With so much torque available, there will be a lot of stress on the mechanical parts, leading to possible failures on the move. The current gearbox of Gypsy petrol is not suited to handle 190 Nm of torque. Likewise, the transfer case, differentials and axles will be have to beefed up or heavily redesigned to take the extra load. Next, NVH (noise, vibration, harshness) levels will go for a toss. To suitably extract the best performance from the diesel motor, gear ratios of the original Gypsy gearbox will have to be altered by an expert.
The petrol Gypsy has next to no insulation between the cabin and the engine compartment. The engine bay does not have the right rubber mounts for the DDiS motor- these factor will make the cabin noisy on the move with vibrations filtering in via the steering, gear lever and pedals. That said, Ranbir seems to be quite happy with his conversion. He has an air-con installed and with the windows up, sounds levels inside the cabin are decent enough as per him.
Of late, cops in most big cities have started cracking down on after-market modifications done on cars. These include bigger tyres, LED lights, performance exhaust and so on. Hence, such a major alteration to the vehicle with an engine swap will call for trouble. We doubt if the change from petrol to diesel will be endorsed on the registration certificate of the vehicle either. Of course if you live in a smaller town, you might be able to sneak past cops but we don’t recommend such a major change to the vehicle, however tempting it might be. Further, cities like Delhi do not allow operation of diesel cars older than 10 years – re-registration of such vehicle will not be allowed.
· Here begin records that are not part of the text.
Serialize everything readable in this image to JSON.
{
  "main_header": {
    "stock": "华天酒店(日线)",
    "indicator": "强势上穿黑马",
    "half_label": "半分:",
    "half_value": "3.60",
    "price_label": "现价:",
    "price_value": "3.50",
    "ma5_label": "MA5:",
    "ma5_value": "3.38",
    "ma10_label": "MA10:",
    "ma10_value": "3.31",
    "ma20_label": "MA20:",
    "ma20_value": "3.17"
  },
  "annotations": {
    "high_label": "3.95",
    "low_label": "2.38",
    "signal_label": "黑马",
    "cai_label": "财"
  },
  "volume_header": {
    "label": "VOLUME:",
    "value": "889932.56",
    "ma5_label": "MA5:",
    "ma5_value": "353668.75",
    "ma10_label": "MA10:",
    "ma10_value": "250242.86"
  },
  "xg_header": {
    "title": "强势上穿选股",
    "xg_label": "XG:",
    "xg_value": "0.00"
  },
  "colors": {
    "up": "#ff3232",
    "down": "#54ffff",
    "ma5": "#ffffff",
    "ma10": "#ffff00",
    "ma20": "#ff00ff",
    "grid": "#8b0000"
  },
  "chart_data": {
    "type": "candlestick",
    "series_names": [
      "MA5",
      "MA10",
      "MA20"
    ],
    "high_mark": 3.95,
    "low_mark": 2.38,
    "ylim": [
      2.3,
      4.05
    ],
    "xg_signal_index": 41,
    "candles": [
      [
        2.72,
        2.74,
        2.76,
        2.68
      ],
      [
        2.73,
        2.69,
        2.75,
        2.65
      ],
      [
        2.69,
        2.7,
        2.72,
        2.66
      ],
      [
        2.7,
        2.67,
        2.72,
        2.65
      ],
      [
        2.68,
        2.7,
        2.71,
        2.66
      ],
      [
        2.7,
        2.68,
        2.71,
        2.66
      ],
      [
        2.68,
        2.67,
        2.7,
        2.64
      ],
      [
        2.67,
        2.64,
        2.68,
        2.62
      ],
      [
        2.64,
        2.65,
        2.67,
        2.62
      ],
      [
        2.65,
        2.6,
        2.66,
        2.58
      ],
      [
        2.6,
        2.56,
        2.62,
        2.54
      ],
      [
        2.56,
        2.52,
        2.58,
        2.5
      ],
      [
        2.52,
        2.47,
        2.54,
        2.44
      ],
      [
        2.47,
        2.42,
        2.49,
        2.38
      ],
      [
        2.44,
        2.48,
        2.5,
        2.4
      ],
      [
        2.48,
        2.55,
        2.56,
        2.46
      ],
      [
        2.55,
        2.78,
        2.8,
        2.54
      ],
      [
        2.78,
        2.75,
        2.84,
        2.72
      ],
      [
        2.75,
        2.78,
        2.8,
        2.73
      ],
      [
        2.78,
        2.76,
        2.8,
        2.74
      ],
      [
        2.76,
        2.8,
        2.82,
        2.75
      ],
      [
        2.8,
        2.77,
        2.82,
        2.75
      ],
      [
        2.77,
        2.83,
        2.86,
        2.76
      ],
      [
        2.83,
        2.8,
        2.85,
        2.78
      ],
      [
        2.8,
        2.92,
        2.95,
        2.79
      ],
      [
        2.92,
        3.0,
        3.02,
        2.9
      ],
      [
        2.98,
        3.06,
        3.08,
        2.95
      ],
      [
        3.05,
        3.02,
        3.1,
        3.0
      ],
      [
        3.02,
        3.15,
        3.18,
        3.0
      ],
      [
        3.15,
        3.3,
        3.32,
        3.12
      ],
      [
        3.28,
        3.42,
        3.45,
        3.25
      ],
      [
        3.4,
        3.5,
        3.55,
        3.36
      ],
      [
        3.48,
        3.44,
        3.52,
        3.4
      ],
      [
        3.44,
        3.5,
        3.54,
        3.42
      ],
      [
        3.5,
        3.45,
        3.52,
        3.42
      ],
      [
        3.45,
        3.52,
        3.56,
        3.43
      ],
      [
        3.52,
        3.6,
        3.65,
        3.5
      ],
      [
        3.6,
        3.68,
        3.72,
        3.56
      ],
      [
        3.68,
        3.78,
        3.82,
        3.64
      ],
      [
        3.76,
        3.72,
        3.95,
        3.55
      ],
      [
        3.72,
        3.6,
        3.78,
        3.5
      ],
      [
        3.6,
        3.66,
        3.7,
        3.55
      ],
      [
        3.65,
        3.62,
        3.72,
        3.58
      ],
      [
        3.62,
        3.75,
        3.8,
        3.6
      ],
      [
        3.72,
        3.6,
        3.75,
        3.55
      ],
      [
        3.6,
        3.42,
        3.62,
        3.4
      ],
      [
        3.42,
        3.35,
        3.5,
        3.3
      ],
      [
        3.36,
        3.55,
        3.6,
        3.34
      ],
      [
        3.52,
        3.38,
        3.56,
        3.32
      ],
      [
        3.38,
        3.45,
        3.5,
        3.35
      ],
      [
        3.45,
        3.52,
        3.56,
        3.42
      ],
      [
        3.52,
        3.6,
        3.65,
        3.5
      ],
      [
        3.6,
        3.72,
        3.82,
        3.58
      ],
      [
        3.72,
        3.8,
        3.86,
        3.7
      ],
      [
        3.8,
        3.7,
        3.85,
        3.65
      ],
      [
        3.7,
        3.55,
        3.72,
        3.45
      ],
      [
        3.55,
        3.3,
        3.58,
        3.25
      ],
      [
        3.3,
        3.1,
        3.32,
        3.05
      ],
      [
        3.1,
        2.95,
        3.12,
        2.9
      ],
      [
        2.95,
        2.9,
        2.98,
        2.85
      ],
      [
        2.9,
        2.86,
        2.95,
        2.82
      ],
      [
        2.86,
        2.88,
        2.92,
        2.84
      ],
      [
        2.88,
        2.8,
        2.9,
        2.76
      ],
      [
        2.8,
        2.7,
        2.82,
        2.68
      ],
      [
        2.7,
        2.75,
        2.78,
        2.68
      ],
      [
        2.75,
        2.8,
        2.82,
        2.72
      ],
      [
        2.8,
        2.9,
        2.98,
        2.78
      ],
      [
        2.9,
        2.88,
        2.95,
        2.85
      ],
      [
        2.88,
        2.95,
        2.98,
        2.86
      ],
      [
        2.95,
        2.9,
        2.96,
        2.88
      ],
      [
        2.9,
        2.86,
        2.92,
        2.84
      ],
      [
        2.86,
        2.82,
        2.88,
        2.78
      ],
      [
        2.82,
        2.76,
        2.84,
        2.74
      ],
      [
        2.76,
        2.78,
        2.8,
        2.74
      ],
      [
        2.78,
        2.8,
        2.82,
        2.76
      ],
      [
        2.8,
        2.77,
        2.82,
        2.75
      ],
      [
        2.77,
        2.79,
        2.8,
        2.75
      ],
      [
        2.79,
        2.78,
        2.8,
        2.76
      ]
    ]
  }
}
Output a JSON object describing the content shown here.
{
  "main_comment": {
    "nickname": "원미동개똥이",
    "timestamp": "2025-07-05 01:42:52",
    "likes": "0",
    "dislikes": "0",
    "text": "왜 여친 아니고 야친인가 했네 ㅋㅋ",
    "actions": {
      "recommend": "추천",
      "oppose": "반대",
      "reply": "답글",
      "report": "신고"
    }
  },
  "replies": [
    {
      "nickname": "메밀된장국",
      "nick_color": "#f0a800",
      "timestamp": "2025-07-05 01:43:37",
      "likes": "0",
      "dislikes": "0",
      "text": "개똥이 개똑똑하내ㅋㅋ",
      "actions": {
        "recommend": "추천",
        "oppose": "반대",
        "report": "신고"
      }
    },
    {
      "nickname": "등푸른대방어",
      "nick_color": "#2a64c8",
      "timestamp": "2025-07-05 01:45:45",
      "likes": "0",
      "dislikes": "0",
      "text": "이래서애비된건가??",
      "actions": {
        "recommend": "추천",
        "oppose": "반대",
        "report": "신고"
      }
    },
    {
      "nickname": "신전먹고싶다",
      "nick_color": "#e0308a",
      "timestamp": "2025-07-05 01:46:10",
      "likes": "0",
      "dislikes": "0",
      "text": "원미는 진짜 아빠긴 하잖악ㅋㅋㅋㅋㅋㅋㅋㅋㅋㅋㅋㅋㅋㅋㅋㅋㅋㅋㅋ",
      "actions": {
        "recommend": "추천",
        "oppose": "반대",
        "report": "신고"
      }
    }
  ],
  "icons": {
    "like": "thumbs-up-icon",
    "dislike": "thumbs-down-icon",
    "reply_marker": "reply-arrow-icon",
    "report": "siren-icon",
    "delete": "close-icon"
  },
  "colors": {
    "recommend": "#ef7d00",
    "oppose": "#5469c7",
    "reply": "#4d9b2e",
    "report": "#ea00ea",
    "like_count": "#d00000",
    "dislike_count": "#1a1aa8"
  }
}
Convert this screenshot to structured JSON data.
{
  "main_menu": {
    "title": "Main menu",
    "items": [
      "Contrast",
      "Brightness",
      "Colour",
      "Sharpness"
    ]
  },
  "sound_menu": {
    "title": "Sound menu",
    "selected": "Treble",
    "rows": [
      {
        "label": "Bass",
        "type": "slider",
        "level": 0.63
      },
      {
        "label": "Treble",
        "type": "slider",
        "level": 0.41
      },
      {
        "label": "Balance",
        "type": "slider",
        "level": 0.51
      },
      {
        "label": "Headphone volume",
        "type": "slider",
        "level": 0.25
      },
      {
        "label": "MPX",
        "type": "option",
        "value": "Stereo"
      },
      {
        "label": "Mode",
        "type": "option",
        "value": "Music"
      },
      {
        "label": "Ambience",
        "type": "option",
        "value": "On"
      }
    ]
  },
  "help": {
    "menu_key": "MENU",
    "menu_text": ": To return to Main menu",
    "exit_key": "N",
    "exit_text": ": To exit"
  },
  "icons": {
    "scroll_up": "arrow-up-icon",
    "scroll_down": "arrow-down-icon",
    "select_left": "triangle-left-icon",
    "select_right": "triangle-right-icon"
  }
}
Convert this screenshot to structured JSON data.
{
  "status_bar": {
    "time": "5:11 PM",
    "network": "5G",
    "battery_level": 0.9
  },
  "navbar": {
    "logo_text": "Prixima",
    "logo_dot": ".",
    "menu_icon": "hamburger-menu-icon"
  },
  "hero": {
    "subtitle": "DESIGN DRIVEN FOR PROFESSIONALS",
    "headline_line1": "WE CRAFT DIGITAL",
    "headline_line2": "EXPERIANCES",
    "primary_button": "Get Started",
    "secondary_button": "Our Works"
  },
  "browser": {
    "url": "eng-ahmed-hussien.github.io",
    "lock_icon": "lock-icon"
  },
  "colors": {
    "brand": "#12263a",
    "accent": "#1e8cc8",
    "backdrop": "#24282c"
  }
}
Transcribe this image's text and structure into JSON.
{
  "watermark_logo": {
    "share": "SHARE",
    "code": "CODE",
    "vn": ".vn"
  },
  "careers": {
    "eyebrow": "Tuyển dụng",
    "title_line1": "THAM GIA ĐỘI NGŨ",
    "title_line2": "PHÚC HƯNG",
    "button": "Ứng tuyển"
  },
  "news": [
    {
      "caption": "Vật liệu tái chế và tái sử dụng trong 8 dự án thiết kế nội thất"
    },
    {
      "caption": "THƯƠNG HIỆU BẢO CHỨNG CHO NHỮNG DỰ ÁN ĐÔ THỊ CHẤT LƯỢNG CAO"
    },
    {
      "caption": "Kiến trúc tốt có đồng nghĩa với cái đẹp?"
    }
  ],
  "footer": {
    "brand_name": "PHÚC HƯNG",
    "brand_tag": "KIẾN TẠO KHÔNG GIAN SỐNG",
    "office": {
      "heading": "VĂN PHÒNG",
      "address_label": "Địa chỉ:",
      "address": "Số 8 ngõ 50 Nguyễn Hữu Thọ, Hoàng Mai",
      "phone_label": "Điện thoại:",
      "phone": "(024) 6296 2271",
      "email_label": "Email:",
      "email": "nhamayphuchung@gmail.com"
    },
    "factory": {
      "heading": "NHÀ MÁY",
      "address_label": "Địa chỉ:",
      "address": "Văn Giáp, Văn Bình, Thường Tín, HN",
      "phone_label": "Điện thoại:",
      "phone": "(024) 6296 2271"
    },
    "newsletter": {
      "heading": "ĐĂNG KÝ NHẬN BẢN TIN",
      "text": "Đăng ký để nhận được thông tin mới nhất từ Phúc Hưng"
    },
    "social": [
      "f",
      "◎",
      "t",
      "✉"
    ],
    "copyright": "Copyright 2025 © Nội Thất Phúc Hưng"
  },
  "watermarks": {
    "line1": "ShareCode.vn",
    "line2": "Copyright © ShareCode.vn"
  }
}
As much as we love the idea of a turbo-charged diesel Gyspy 4×4, the high costs involved makes us want to look at pre-owned Mahindra Thars. A less used DDiS engine will not cost less than a lakh, Ranbir was lucky in this particular case. Add in the cost of other parts, fitment and labour and we are looking at a sum of Rs 1.5 lakh, in addition to the donor vehicle. Instead, one can easily pick up a used Mahindra Thar Di 4×4 for Rs 4-5 lakh or a Thar CRDe for about Rs 5-6 lakh – the latter is supremely comfortable vis a vis the Gypsy with factory fitted power steering and air-conditioning.
Here is another example of a petrol Maruti Gypsy 4×4 with a running DDiS diesel engine from the Swift / DZire. However, the owner has gone a step ahead and fitted a power-steering and picked-up the speedometer and tachometer from the Maruti Ritz. Looks cool, eh?
Given the high costs involved and the fact that a diesel Gypsy 4×4 would still be illegal to run on Indian roads, we do not recommend this engine-swap modification. That said, you can get away from the law in smaller towns and as pure passion or a custom project, this modification is quite viable. Take your pick!